Dogs are not permitted on the Wildside trail due to the high number of wolf sightings and the need to reduce domestic-wild animal interactions.
Ocean & Tides
The Wildside Trail comprises many beaches and coastal areas – as is the case when travelling along any coastal region, it is crucial to be cautious and aware of the ocean and tide. Plan for two high tides and two low tides every day, and arrange your shoreline activities according to the tides. Be mindful that the ocean is very cold and currents in some areas can be strong.
Visitors interested in exploring the entirety of the trail in a single day are more than welcomed to do so, and have two options available: walk the trail one-way and arrange for a chartered pickup at the end of the 11 km trek, or hike to the end of the trail and back (22 km). For a one-way trip, plan to give yourself approximately 4-5 hours to complete the trek at a leisurely pace, including rest stops. Going both ways, plan for around 8-10 hours. Groups or individuals planning to hike both ways in a day should be mindful of their pacing to ensure that they give themselves enough time to complete the trail before dark. Regardless of approach, make sure to bring a backpack with food and plenty of water, layers (warm clothes, rain gear, and so on), and other hiking essentials (a compass or GPS, sun protection, first aid kit, headlamp or flashlight, fire starter, multi tool, emergency shelter and whistle). There are two places where guests can collect drinking water – Katkwuuwis River and the creek just outside of Cow Bay. As is the case when collecting drinking water from any natural source, it is important that you bring and use an appropriate filtering device – such as purification tabs or a filtering pump.
The Wildside Trail offers three designated camping areas complete with platforms, outhouses and food caches. While it is recommended that visitors use these facilities, you are more than welcome to camp anywhere along the trail given that food is stored appropriately in a cache. Make sure to pack enough food for the length you plan to stay, and please ensure that you bring the essentials listed above.

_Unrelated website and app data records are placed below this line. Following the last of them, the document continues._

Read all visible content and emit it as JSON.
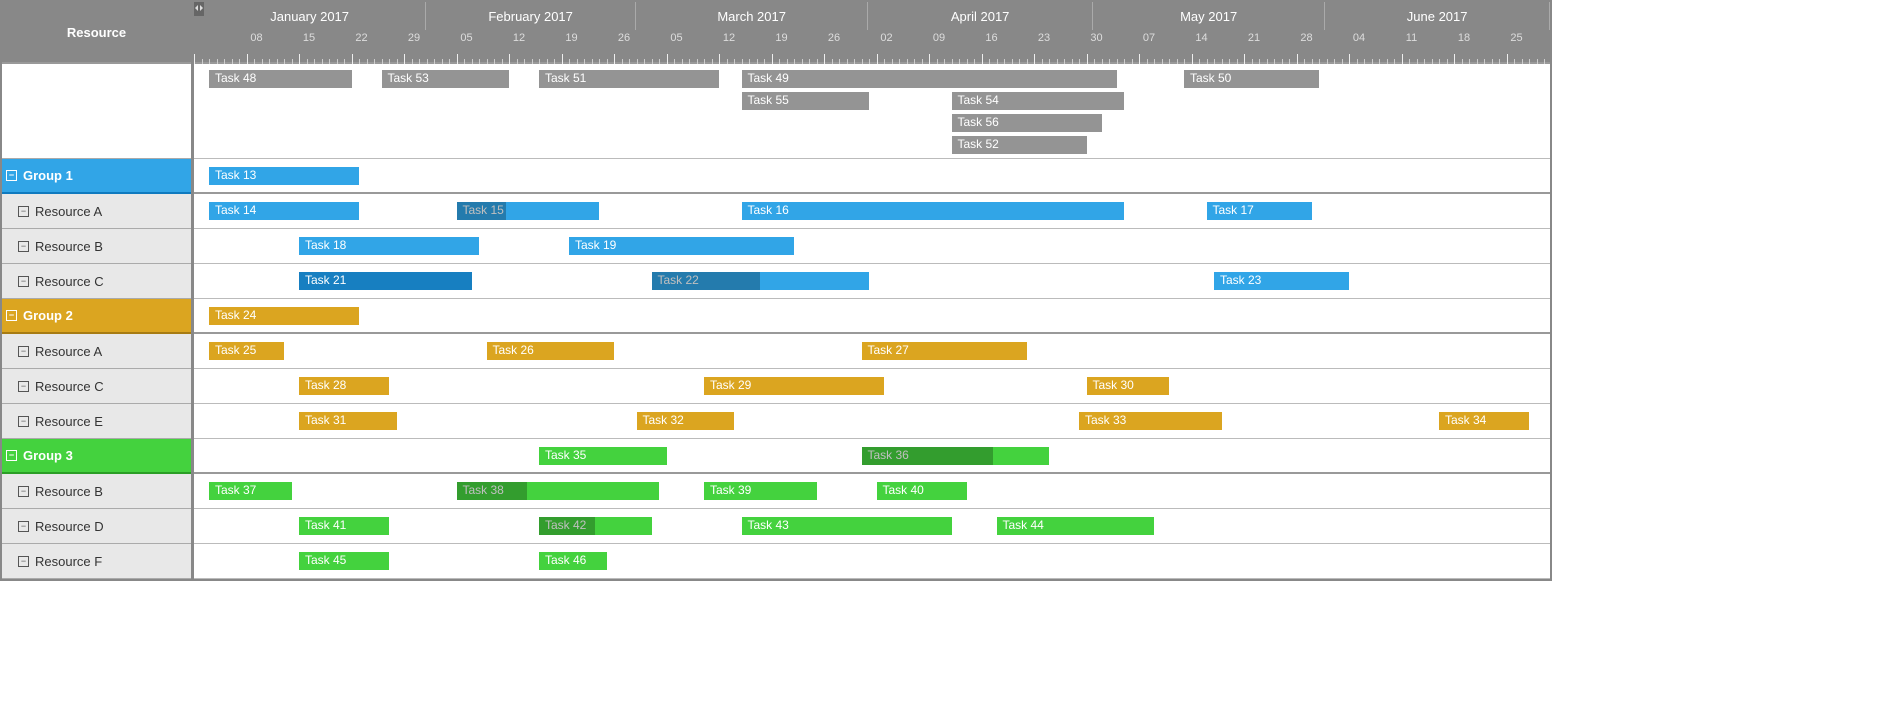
{
  "chart_data": {
    "type": "gantt",
    "timeline": {
      "start": "2017-01-01",
      "end": "2017-06-30",
      "pxPerDay": 7.5,
      "months": [
        {
          "label": "January 2017",
          "start": "2017-01-01",
          "days": 31
        },
        {
          "label": "February 2017",
          "start": "2017-02-01",
          "days": 28
        },
        {
          "label": "March 2017",
          "start": "2017-03-01",
          "days": 31
        },
        {
          "label": "April 2017",
          "start": "2017-04-01",
          "days": 30
        },
        {
          "label": "May 2017",
          "start": "2017-05-01",
          "days": 31
        },
        {
          "label": "June 2017",
          "start": "2017-06-01",
          "days": 30
        }
      ],
      "weekLabels": [
        "08",
        "15",
        "22",
        "29",
        "05",
        "12",
        "19",
        "26",
        "05",
        "12",
        "19",
        "26",
        "02",
        "09",
        "16",
        "23",
        "30",
        "07",
        "14",
        "21",
        "28",
        "04",
        "11",
        "18",
        "25"
      ]
    },
    "columns": {
      "resourceHeader": "Resource"
    },
    "rows": [
      {
        "id": "blank",
        "type": "blank",
        "stacks": [
          [
            {
              "label": "Task 48",
              "start": "2017-01-03",
              "end": "2017-01-22",
              "color": "grey"
            },
            {
              "label": "Task 53",
              "start": "2017-01-26",
              "end": "2017-02-12",
              "color": "grey"
            },
            {
              "label": "Task 51",
              "start": "2017-02-16",
              "end": "2017-03-12",
              "color": "grey"
            },
            {
              "label": "Task 49",
              "start": "2017-03-15",
              "end": "2017-05-04",
              "color": "grey"
            },
            {
              "label": "Task 50",
              "start": "2017-05-13",
              "end": "2017-05-31",
              "color": "grey"
            }
          ],
          [
            {
              "label": "Task 55",
              "start": "2017-03-15",
              "end": "2017-04-01",
              "color": "grey"
            },
            {
              "label": "Task 54",
              "start": "2017-04-12",
              "end": "2017-05-05",
              "color": "grey"
            }
          ],
          [
            {
              "label": "Task 56",
              "start": "2017-04-12",
              "end": "2017-05-02",
              "color": "grey"
            }
          ],
          [
            {
              "label": "Task 52",
              "start": "2017-04-12",
              "end": "2017-04-30",
              "color": "grey"
            }
          ]
        ]
      },
      {
        "id": "g1",
        "type": "group",
        "label": "Group 1",
        "color": "blue",
        "tasks": [
          {
            "label": "Task 13",
            "start": "2017-01-03",
            "end": "2017-01-23",
            "color": "blue"
          }
        ]
      },
      {
        "id": "g1ra",
        "type": "resource",
        "label": "Resource A",
        "tasks": [
          {
            "label": "Task 14",
            "start": "2017-01-03",
            "end": "2017-01-23",
            "color": "blue"
          },
          {
            "label": "Task 15",
            "start": "2017-02-05",
            "end": "2017-02-24",
            "color": "blue",
            "progress": 0.35,
            "progressColor": "blue-d"
          },
          {
            "label": "Task 16",
            "start": "2017-03-15",
            "end": "2017-05-05",
            "color": "blue"
          },
          {
            "label": "Task 17",
            "start": "2017-05-16",
            "end": "2017-05-30",
            "color": "blue"
          }
        ]
      },
      {
        "id": "g1rb",
        "type": "resource",
        "label": "Resource B",
        "tasks": [
          {
            "label": "Task 18",
            "start": "2017-01-15",
            "end": "2017-02-08",
            "color": "blue"
          },
          {
            "label": "Task 19",
            "start": "2017-02-20",
            "end": "2017-03-22",
            "color": "blue"
          }
        ]
      },
      {
        "id": "g1rc",
        "type": "resource",
        "label": "Resource C",
        "tasks": [
          {
            "label": "Task 21",
            "start": "2017-01-15",
            "end": "2017-02-07",
            "color": "blue-d"
          },
          {
            "label": "Task 22",
            "start": "2017-03-03",
            "end": "2017-04-01",
            "color": "blue",
            "progress": 0.5,
            "progressColor": "blue-d"
          },
          {
            "label": "Task 23",
            "start": "2017-05-17",
            "end": "2017-06-04",
            "color": "blue"
          }
        ]
      },
      {
        "id": "g2",
        "type": "group",
        "label": "Group 2",
        "color": "gold",
        "tasks": [
          {
            "label": "Task 24",
            "start": "2017-01-03",
            "end": "2017-01-23",
            "color": "gold"
          }
        ]
      },
      {
        "id": "g2ra",
        "type": "resource",
        "label": "Resource A",
        "tasks": [
          {
            "label": "Task 25",
            "start": "2017-01-03",
            "end": "2017-01-13",
            "color": "gold"
          },
          {
            "label": "Task 26",
            "start": "2017-02-09",
            "end": "2017-02-26",
            "color": "gold"
          },
          {
            "label": "Task 27",
            "start": "2017-03-31",
            "end": "2017-04-22",
            "color": "gold"
          }
        ]
      },
      {
        "id": "g2rc",
        "type": "resource",
        "label": "Resource C",
        "tasks": [
          {
            "label": "Task 28",
            "start": "2017-01-15",
            "end": "2017-01-27",
            "color": "gold"
          },
          {
            "label": "Task 29",
            "start": "2017-03-10",
            "end": "2017-04-03",
            "color": "gold"
          },
          {
            "label": "Task 30",
            "start": "2017-04-30",
            "end": "2017-05-11",
            "color": "gold"
          }
        ]
      },
      {
        "id": "g2re",
        "type": "resource",
        "label": "Resource E",
        "tasks": [
          {
            "label": "Task 31",
            "start": "2017-01-15",
            "end": "2017-01-28",
            "color": "gold"
          },
          {
            "label": "Task 32",
            "start": "2017-03-01",
            "end": "2017-03-14",
            "color": "gold"
          },
          {
            "label": "Task 33",
            "start": "2017-04-29",
            "end": "2017-05-18",
            "color": "gold"
          },
          {
            "label": "Task 34",
            "start": "2017-06-16",
            "end": "2017-06-28",
            "color": "gold"
          }
        ]
      },
      {
        "id": "g3",
        "type": "group",
        "label": "Group 3",
        "color": "green",
        "tasks": [
          {
            "label": "Task 35",
            "start": "2017-02-16",
            "end": "2017-03-05",
            "color": "green"
          },
          {
            "label": "Task 36",
            "start": "2017-03-31",
            "end": "2017-04-25",
            "color": "green",
            "progress": 0.7,
            "progressColor": "green-d"
          }
        ]
      },
      {
        "id": "g3rb",
        "type": "resource",
        "label": "Resource B",
        "tasks": [
          {
            "label": "Task 37",
            "start": "2017-01-03",
            "end": "2017-01-14",
            "color": "green"
          },
          {
            "label": "Task 38",
            "start": "2017-02-05",
            "end": "2017-03-04",
            "color": "green",
            "progress": 0.35,
            "progressColor": "green-d"
          },
          {
            "label": "Task 39",
            "start": "2017-03-10",
            "end": "2017-03-25",
            "color": "green"
          },
          {
            "label": "Task 40",
            "start": "2017-04-02",
            "end": "2017-04-14",
            "color": "green"
          }
        ]
      },
      {
        "id": "g3rd",
        "type": "resource",
        "label": "Resource D",
        "tasks": [
          {
            "label": "Task 41",
            "start": "2017-01-15",
            "end": "2017-01-27",
            "color": "green"
          },
          {
            "label": "Task 42",
            "start": "2017-02-16",
            "end": "2017-03-03",
            "color": "green",
            "progress": 0.5,
            "progressColor": "green-d"
          },
          {
            "label": "Task 43",
            "start": "2017-03-15",
            "end": "2017-04-12",
            "color": "green"
          },
          {
            "label": "Task 44",
            "start": "2017-04-18",
            "end": "2017-05-09",
            "color": "green"
          }
        ]
      },
      {
        "id": "g3rf",
        "type": "resource",
        "label": "Resource F",
        "tasks": [
          {
            "label": "Task 45",
            "start": "2017-01-15",
            "end": "2017-01-27",
            "color": "green"
          },
          {
            "label": "Task 46",
            "start": "2017-02-16",
            "end": "2017-02-25",
            "color": "green"
          }
        ]
      }
    ]
  }
}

One of the best ways to experience the trail and surrounding coastline is via kayak, which allows visitors to explore both land and sea. Kayaking groups can launch in Tofino at the harbour and paddle to Whitesand Cove (N49 15.543 W126 04.122) or Cow Bay (N49 15.534 W126 08.085). This is a route intended for advanced paddlers and is not suitable for beginners. Note also that swell heights are dictated by what occurs hundreds of miles off-shore and are not predictable by recent, local weather projections. Take a marine-band radio with you to check swell heights and predicted conditions.
The Ahousaht Wildside Trail is located on Flores Island and is accessed through the village of Ahousaht, which can be reached from Tofino in three ways. By boat, the trip is approximately 30 minutes.
Otherwise, you can arrange transportation on the Ahous Hakuum, which departs from our office, 1st street dock and the Ahous Fuel Stop on Flores daily.
Depart Ahous Fuel Stop Maaqutusiis, Flores Island
Depart 1st Street Dock, Tofino
The ʕaḥuusʔatḥ Ḥaw̓iiḥ, musčim and BC Parks are excited to welcome guests back to the Ahousaht Wildside Trail after a period of extended closure due to COVID-19 Travel Restrictions. As of July 1st, 2022, we encourage and welcome visitors to come and experience some of the most beautiful, pristine beaches and old growth forests within our territories.
To ensure the safety of our Ahousaht community members, visitors accessing the trail (which requires passing through the village of Maaqutusiis) are highly encouraged to carry proof of vaccination, wear a mask indoors and maintain physical distancing.